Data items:
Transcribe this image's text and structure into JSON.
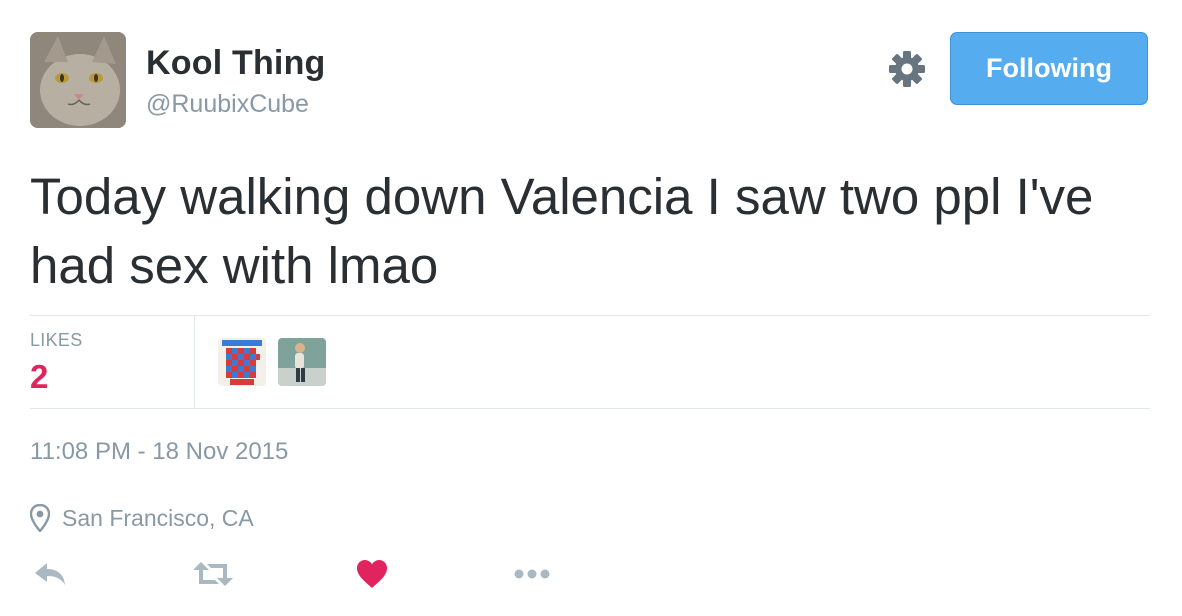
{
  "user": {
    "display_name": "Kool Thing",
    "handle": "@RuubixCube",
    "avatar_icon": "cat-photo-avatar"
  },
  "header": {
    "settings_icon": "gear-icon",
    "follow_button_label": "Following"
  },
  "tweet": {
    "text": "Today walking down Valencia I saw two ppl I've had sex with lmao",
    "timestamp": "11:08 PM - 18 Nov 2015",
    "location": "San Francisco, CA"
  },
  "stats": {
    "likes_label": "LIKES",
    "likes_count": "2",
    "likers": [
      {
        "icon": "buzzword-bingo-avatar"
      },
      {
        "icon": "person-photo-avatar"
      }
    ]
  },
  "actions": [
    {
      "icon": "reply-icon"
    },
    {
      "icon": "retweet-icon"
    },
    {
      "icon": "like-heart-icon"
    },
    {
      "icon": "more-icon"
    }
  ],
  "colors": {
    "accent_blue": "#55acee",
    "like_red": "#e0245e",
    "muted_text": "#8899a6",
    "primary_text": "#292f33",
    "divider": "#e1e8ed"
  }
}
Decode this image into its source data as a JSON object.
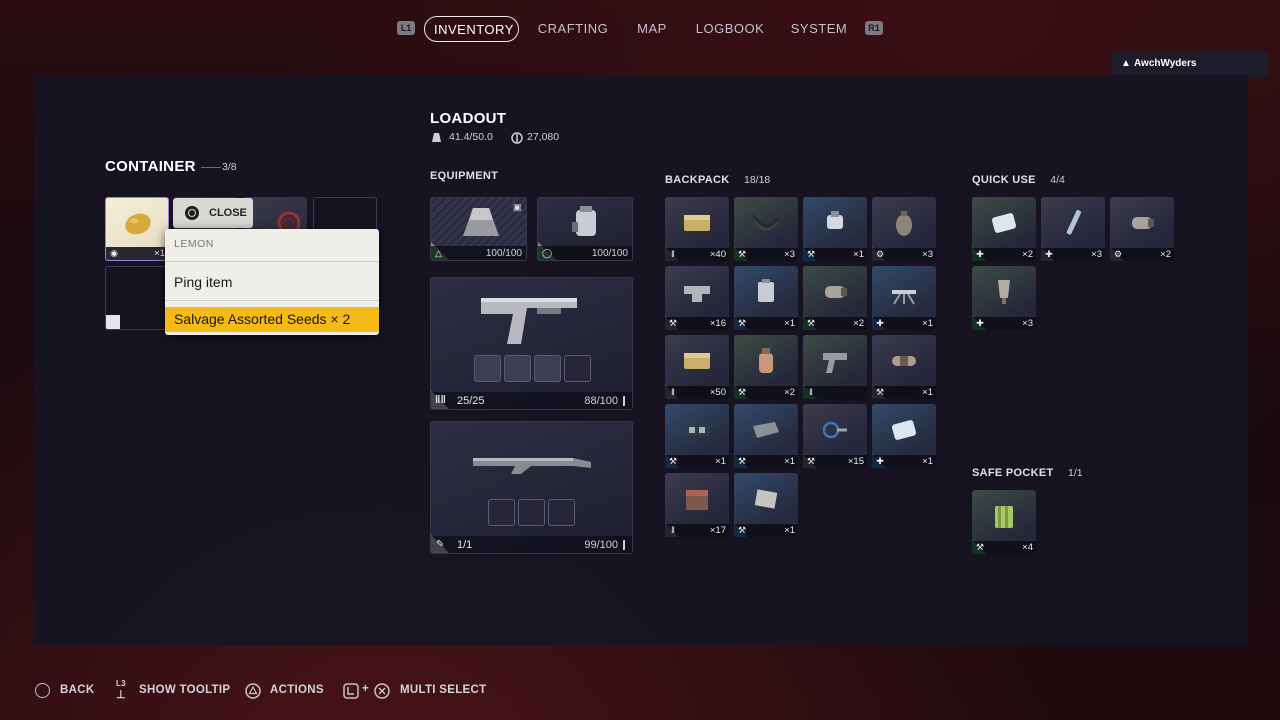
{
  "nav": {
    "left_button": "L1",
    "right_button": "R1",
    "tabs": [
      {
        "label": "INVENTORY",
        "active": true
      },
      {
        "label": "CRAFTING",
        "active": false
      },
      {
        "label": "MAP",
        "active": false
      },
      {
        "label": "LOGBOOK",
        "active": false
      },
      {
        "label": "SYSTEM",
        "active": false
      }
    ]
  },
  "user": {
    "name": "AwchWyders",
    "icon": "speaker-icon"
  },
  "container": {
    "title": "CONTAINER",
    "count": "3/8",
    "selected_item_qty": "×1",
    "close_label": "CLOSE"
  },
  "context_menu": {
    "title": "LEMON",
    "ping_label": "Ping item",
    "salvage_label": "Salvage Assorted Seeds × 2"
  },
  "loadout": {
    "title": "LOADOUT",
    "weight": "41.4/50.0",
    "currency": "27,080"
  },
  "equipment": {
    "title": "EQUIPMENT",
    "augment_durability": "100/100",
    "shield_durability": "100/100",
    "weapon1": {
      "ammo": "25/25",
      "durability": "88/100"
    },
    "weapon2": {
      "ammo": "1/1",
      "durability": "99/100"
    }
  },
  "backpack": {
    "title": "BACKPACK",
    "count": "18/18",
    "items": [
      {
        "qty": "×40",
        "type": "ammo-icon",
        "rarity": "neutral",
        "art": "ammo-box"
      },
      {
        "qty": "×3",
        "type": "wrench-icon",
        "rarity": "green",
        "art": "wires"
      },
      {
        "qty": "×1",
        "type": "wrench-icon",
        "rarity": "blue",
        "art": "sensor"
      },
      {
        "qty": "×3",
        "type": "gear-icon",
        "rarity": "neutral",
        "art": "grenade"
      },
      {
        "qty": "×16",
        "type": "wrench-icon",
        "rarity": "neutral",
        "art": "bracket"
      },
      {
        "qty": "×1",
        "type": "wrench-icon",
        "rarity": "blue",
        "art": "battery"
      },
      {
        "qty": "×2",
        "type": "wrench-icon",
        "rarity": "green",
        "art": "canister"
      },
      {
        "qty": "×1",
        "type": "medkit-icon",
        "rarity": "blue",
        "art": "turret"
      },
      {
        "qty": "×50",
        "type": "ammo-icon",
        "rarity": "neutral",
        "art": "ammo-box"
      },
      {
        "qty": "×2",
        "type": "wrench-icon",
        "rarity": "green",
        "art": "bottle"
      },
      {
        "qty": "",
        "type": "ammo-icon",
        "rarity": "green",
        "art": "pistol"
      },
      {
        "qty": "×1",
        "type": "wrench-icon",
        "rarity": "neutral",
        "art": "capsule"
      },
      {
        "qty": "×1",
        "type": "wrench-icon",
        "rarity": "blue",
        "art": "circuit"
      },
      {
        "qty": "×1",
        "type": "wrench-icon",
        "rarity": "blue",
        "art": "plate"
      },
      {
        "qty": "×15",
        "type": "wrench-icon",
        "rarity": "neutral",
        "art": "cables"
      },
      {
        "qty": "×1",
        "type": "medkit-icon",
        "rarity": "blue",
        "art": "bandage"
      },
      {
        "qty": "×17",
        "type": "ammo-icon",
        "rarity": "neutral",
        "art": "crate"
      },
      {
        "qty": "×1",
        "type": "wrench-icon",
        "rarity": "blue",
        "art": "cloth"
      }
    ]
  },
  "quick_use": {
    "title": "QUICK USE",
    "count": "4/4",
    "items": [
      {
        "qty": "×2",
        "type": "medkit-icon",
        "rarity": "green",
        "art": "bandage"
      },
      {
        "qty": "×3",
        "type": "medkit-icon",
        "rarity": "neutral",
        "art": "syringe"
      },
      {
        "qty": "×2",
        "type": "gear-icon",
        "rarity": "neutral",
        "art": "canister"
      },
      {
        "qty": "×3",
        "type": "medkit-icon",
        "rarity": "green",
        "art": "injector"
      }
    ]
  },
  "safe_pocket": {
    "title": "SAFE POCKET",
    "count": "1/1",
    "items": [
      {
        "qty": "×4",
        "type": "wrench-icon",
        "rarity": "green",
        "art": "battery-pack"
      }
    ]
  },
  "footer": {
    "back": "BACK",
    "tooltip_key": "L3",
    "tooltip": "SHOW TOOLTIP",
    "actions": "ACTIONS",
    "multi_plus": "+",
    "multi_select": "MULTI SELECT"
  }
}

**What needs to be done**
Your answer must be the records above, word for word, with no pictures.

**Output for this task**
Transcribe this image's text and structure into JSON.
{
  "user": {
    "display_name": "Kool Thing",
    "handle": "@RuubixCube",
    "avatar_icon": "cat-photo-avatar"
  },
  "header": {
    "settings_icon": "gear-icon",
    "follow_button_label": "Following"
  },
  "tweet": {
    "text": "Today walking down Valencia I saw two ppl I've had sex with lmao",
    "timestamp": "11:08 PM - 18 Nov 2015",
    "location": "San Francisco, CA"
  },
  "stats": {
    "likes_label": "LIKES",
    "likes_count": "2",
    "likers": [
      {
        "icon": "buzzword-bingo-avatar"
      },
      {
        "icon": "person-photo-avatar"
      }
    ]
  },
  "actions": [
    {
      "icon": "reply-icon"
    },
    {
      "icon": "retweet-icon"
    },
    {
      "icon": "like-heart-icon"
    },
    {
      "icon": "more-icon"
    }
  ],
  "colors": {
    "accent_blue": "#55acee",
    "like_red": "#e0245e",
    "muted_text": "#8899a6",
    "primary_text": "#292f33",
    "divider": "#e1e8ed"
  }
}
Decode this image into its source data as a JSON object.
{
  "nav": {
    "left_button": "L1",
    "right_button": "R1",
    "tabs": [
      {
        "label": "INVENTORY",
        "active": true
      },
      {
        "label": "CRAFTING",
        "active": false
      },
      {
        "label": "MAP",
        "active": false
      },
      {
        "label": "LOGBOOK",
        "active": false
      },
      {
        "label": "SYSTEM",
        "active": false
      }
    ]
  },
  "user": {
    "name": "AwchWyders",
    "icon": "speaker-icon"
  },
  "container": {
    "title": "CONTAINER",
    "count": "3/8",
    "selected_item_qty": "×1",
    "close_label": "CLOSE"
  },
  "context_menu": {
    "title": "LEMON",
    "ping_label": "Ping item",
    "salvage_label": "Salvage Assorted Seeds × 2"
  },
  "loadout": {
    "title": "LOADOUT",
    "weight": "41.4/50.0",
    "currency": "27,080"
  },
  "equipment": {
    "title": "EQUIPMENT",
    "augment_durability": "100/100",
    "shield_durability": "100/100",
    "weapon1": {
      "ammo": "25/25",
      "durability": "88/100"
    },
    "weapon2": {
      "ammo": "1/1",
      "durability": "99/100"
    }
  },
  "backpack": {
    "title": "BACKPACK",
    "count": "18/18",
    "items": [
      {
        "qty": "×40",
        "type": "ammo-icon",
        "rarity": "neutral",
        "art": "ammo-box"
      },
      {
        "qty": "×3",
        "type": "wrench-icon",
        "rarity": "green",
        "art": "wires"
      },
      {
        "qty": "×1",
        "type": "wrench-icon",
        "rarity": "blue",
        "art": "sensor"
      },
      {
        "qty": "×3",
        "type": "gear-icon",
        "rarity": "neutral",
        "art": "grenade"
      },
      {
        "qty": "×16",
        "type": "wrench-icon",
        "rarity": "neutral",
        "art": "bracket"
      },
      {
        "qty": "×1",
        "type": "wrench-icon",
        "rarity": "blue",
        "art": "battery"
      },
      {
        "qty": "×2",
        "type": "wrench-icon",
        "rarity": "green",
        "art": "canister"
      },
      {
        "qty": "×1",
        "type": "medkit-icon",
        "rarity": "blue",
        "art": "turret"
      },
      {
        "qty": "×50",
        "type": "ammo-icon",
        "rarity": "neutral",
        "art": "ammo-box"
      },
      {
        "qty": "×2",
        "type": "wrench-icon",
        "rarity": "green",
        "art": "bottle"
      },
      {
        "qty": "",
        "type": "ammo-icon",
        "rarity": "green",
        "art": "pistol"
      },
      {
        "qty": "×1",
        "type": "wrench-icon",
        "rarity": "neutral",
        "art": "capsule"
      },
      {
        "qty": "×1",
        "type": "wrench-icon",
        "rarity": "blue",
        "art": "circuit"
      },
      {
        "qty": "×1",
        "type": "wrench-icon",
        "rarity": "blue",
        "art": "plate"
      },
      {
        "qty": "×15",
        "type": "wrench-icon",
        "rarity": "neutral",
        "art": "cables"
      },
      {
        "qty": "×1",
        "type": "medkit-icon",
        "rarity": "blue",
        "art": "bandage"
      },
      {
        "qty": "×17",
        "type": "ammo-icon",
        "rarity": "neutral",
        "art": "crate"
      },
      {
        "qty": "×1",
        "type": "wrench-icon",
        "rarity": "blue",
        "art": "cloth"
      }
    ]
  },
  "quick_use": {
    "title": "QUICK USE",
    "count": "4/4",
    "items": [
      {
        "qty": "×2",
        "type": "medkit-icon",
        "rarity": "green",
        "art": "bandage"
      },
      {
        "qty": "×3",
        "type": "medkit-icon",
        "rarity": "neutral",
        "art": "syringe"
      },
      {
        "qty": "×2",
        "type": "gear-icon",
        "rarity": "neutral",
        "art": "canister"
      },
      {
        "qty": "×3",
        "type": "medkit-icon",
        "rarity": "green",
        "art": "injector"
      }
    ]
  },
  "safe_pocket": {
    "title": "SAFE POCKET",
    "count": "1/1",
    "items": [
      {
        "qty": "×4",
        "type": "wrench-icon",
        "rarity": "green",
        "art": "battery-pack"
      }
    ]
  },
  "footer": {
    "back": "BACK",
    "tooltip_key": "L3",
    "tooltip": "SHOW TOOLTIP",
    "actions": "ACTIONS",
    "multi_plus": "+",
    "multi_select": "MULTI SELECT"
  }
}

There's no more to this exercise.